In terms of learning, digital natives have the ability to multitask and leap around concepts and ideas in a non-linear way, also known as hypertext learning (Cabanero-Johnson & Berge, 2009) which is fundamentally different than digital immigrants that prefer to focus on individual tasks and when in management positions at work, tend to look at the ability of younger generations to work while accessing social networks or texting during meetings as lack of concentration when in reality, millennials and Gen Z employees are capable of absorbing a lot more information at a faster pace. Because digital natives process information faster, they also prefer quicker visual communications methods than heavy, scientific language or long lectures (Ochola Kwenda, 2017) and at work they demonstrate preference to companies that provide their employees continues learning opportunities, access to online classes and virtual learning environments.
Perception of younger generation behavior at work in Romania

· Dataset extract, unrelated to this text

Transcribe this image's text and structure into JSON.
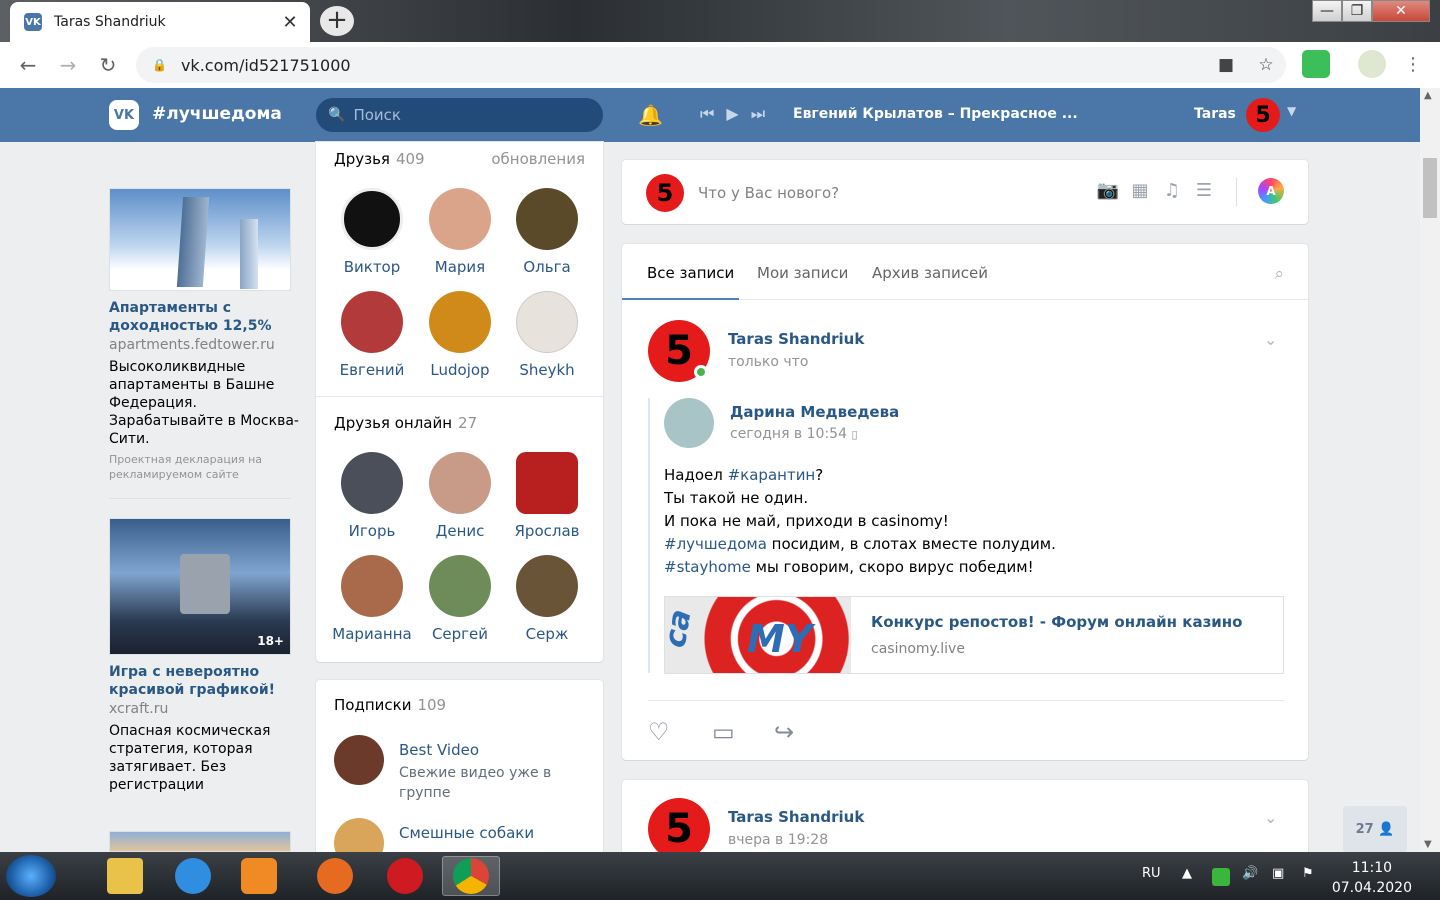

Interested in the digital knowledge gab between digital natives and digital immigrants, authors Pinzaru and Mitan conducted a research in Romania attempting to understand how managers dealt of digital natives at work.
The main drive for this research was the issue Romania faces with hiring young people for positions that are available, because often their skill sets do not match the profiles of the jobs currently available, which leads to gaps in employment.
A few of the issues taken into consideration before the research, based on general knowledge in the European Union were that digital natives had a hard time respecting authorities that were less versed in technologies than themselves and digital natives want to have the freedom to curate their own job positions.
After interviewing several managers, ranging from digital natives and digital immigrants, holding different levels of management positions in companies in Romania, Pinzaru and Mitan concluded leaders are more willing to understand what drives digital natives to become successful at work, despite the prejudice facing their unique working preferences, and provide better working conditions to meet those needs.
A few thoughts that seemed to be recurring for different managers were: digital natives prefer speed of information instead of depth, they look for freedom and flexibility at work, and finally digital natives are not as good with in-person communications as digital immigrants.
The struggle with establishing personal connections could be due to the amount spent using technologies, but digital natives use digital channels to stay socially engaged and therefore don’t always see the issue with the same perspective as digital immigrants.
Another point raised by the managers interviewed was that digital natives can get impatient if their ideas are not well received by management and they show frustration when managers do not give them the freedom in decision making processes that are related to their area of expertise.
One manager added that showing support and leading by example is the best way to keep digital natives engaged, as they show appreciation for mentorship. In environments where their ideas are welcomed, and they are embraced by superiors, digital natives show more creativity and tend to give more to their work without being asked to.
In conclusion, the study shows there are more pros of working with digital natives than cons, if management is willing to adapt their style to meet their needs. In general, they are more dedicated to work, when offered an environment where they can continuously learn and feel supported to implementing their ideas.